Task goal:
Pick out each line in these entries that contains the string "text".

Material provided section start

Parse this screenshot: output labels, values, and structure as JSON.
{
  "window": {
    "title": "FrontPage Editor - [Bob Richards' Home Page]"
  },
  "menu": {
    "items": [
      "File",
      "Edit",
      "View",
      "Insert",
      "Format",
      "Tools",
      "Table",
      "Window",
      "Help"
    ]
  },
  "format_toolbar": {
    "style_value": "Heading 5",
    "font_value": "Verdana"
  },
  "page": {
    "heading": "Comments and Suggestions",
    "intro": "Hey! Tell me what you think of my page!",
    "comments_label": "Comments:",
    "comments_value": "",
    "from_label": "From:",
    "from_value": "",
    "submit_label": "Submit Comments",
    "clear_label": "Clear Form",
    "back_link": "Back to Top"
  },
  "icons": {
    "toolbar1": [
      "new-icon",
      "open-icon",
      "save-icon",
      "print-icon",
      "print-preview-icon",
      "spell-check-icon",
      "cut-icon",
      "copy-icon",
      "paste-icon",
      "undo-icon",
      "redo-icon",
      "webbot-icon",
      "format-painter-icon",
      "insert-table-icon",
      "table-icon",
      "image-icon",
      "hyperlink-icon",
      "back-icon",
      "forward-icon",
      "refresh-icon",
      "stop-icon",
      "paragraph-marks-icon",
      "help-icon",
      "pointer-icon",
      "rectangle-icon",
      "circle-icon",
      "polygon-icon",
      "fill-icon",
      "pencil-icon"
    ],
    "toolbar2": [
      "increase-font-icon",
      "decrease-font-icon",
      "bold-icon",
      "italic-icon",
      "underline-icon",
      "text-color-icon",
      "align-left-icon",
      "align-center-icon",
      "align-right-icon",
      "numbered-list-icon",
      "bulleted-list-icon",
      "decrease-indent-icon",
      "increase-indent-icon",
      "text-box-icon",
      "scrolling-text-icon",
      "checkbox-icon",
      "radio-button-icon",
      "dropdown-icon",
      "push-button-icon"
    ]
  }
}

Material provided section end

Response to the exercise:
      "text-color-icon",
      "text-box-icon",
      "scrolling-text-icon",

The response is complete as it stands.